Chefs are good at lots of things. Writing generally isn’t one of them. This is a problem, because the interface between all the chopping and roasting and shouting in the kitchen and all the stuffing yourself in the dining room is a thing called a menu. Oh dear. If grievous bodily harm to the English language were a criminal offence, then the courts would be clogged up with menu-writing chefs. I’ve seen dish descriptions so long they are akin to short stories with an unhappy ending: the food on the plate. I’ve seen something called a ‘symphony of fish’ which had only two parts, a plate of ravioli made with ‘basil enthused pasta’, countless soups and terrines and sauces described as ‘home made’ which makes you wonder which grubby cash and carry they bought the rest of the crap they serve from.
But the bit of menu babble which really gets my caffeine-fuelled, expletive-happy goat is this: ‘all our ingredients are seasonal and local’. Oh do give it a rest. I know why it’s there. A menu is a pitch document. Chefs may not be able to write but at least they can make you think well of them. Short of listing the donations they’ve made to orphan charities, and the donkey sanctuaries of which they are patrons, the best thing they can do is show a commitment to the planet.
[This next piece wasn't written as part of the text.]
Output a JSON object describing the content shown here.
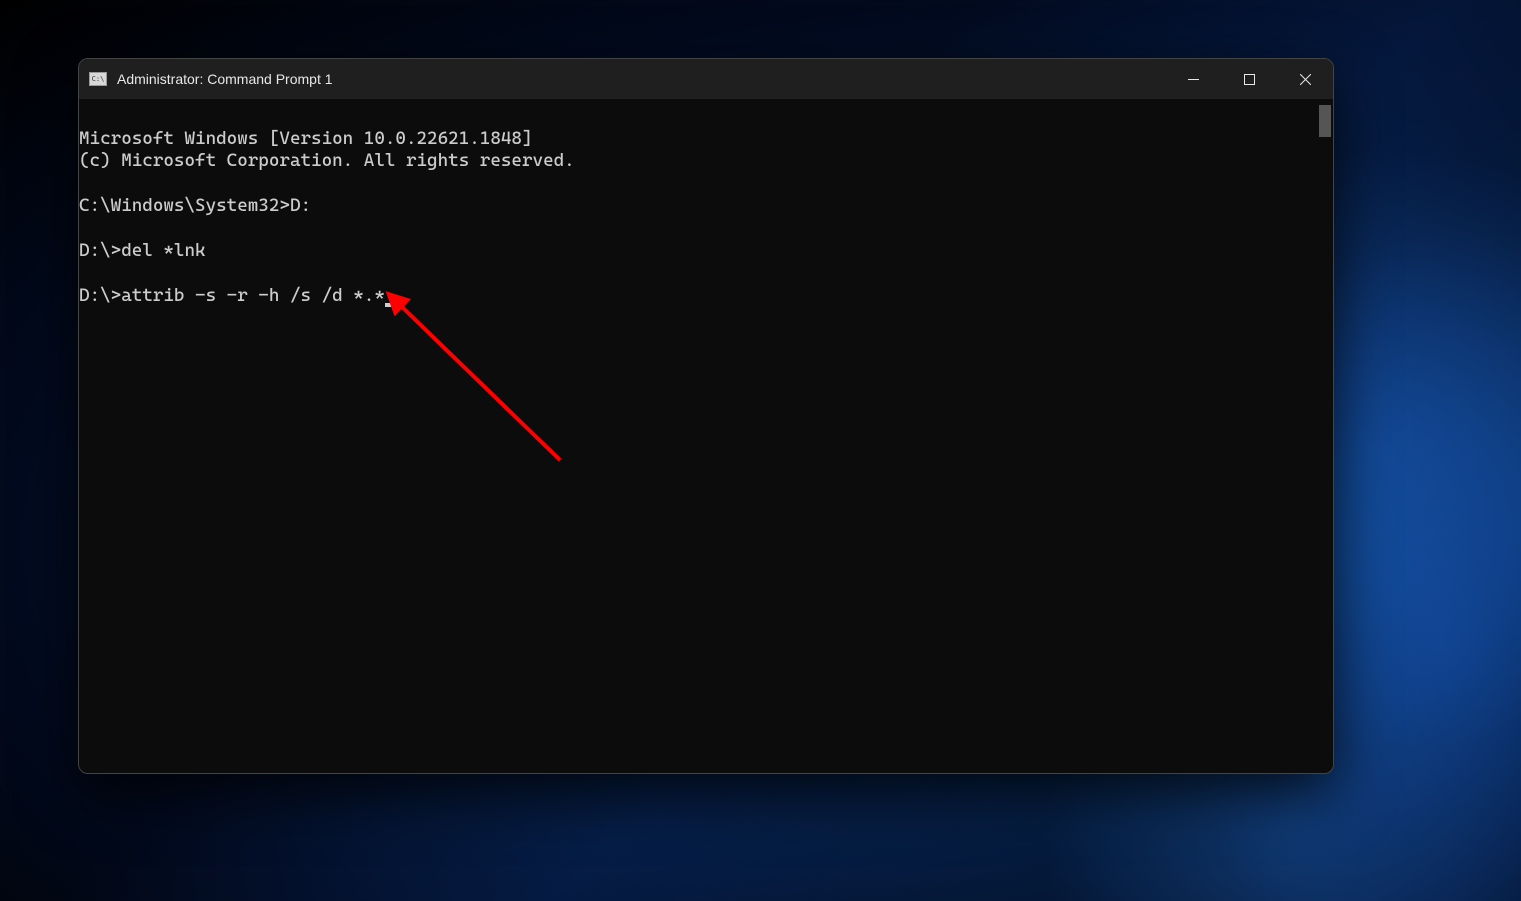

Every bleeding gastro-pub menu from here to Inverness now reads like three choked verses of ‘We are the world’.
I admire the sentiments. Of course I do. There are currently seven billion people on Planet Us and that is expected to rise to nine billion by the middle of the century. By 2030 we will need to be producing 50% more food, with fewer resources and in a way that mitigates climate change. The challenges are huge. We all want to be good consumers and eat sustainably. The problem is that, along with all those prime local and seasonal produce, we’ve been fed a bunch of cobblers. For the past year I’ve been writing a book on what a genuinely sustainable food chain looks like. And it turns out that it’s not about local and seasonal and organic and small scale and artisan. They are merely lifestyle choices for the affluent middle classes, which we’ve mistaken for part of the wider debate on how we feed ourselves.
The cult of local food is a perfect example. We’ve been taught that the fewer the ‘food miles’, the more sustainable the food. The problem is that food miles only account for the carbon involved in getting ingredients from field to fork. What really matters is what happens back in the field: the carbon in the fertilisers, the buildings, the tractors, the carbon footprint of the farmer with his flat screen TVs, Range Rovers and four smelly Labradors each of which has a bigger carbon foot print than the gas guzzling monster in the driveway. And all of that must be divided by yield.
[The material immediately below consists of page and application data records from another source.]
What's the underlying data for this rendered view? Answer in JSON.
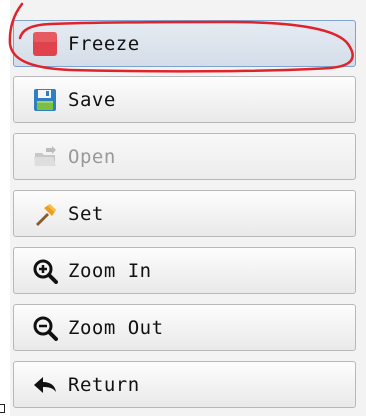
{
  "toolbar": {
    "buttons": [
      {
        "label": "Freeze",
        "icon": "stop-square-icon",
        "state": "active"
      },
      {
        "label": "Save",
        "icon": "floppy-disk-icon",
        "state": "enabled"
      },
      {
        "label": "Open",
        "icon": "folder-open-icon",
        "state": "disabled"
      },
      {
        "label": "Set",
        "icon": "hammer-icon",
        "state": "enabled"
      },
      {
        "label": "Zoom In",
        "icon": "zoom-in-icon",
        "state": "enabled"
      },
      {
        "label": "Zoom Out",
        "icon": "zoom-out-icon",
        "state": "enabled"
      },
      {
        "label": "Return",
        "icon": "return-arrow-icon",
        "state": "enabled"
      }
    ]
  },
  "colors": {
    "freeze_icon": "#e0434c",
    "annotation_stroke": "#e0232b",
    "active_border": "#7da2ce"
  }
}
When you look at all that it transpires that the proportion of the carbon footprint of your food caused by its transport is between just 2% and 4%. What matters is how it’s grown not where. And because that is so, seasonality is not the great sustainable wonder chefs will tell you it is. When you take in the carbon footprint of your average Kenyan green bean farmer, who doesn’t have a flat screen TV let alone a bloody Labrador, those green beans may actually have a smaller footprint, despite the transport, than ones grown in the Cotswolds.
So it goes on. Economies of scale matter. Small is not always best. And organics are not the great wonder we’ve been told they are. Some chefs have wised up to this. They have recognised that there is nothing wrong with being obsessed with aesthetics: with how things look, taste and smell. I love how things taste and smell. After all, I make part of my living as a restaurant critic or, as it’s technically known by being ‘a greedy bastard’. But they know that aesthetics are not the same as the politics of sustainability.
So the Gallivant Hotel in Rye, for example, talks on its menus of using local ingredients but only ‘when best’. Likewise chef Stephen Harris of the Sportsman Pub on the North Kent coast is seriously committed to localism. The man even boils the sea at his back door to make salt. But for him it’s about capturing a sense of place, inventing what the French call a terroir, rather than pretending he’s an eco-warrior saving the planet. In short, what we need from our chefs are fewer empty slogans, and a bit more thought. It’s important. It’s a part, however small, of keeping everybody on the planet fed.
Jay Rayner’s new book A Greedy Man In A Hungry World: how (almost) everything you thought you knew about food is wrong is published now by Harper Collins, price £12.99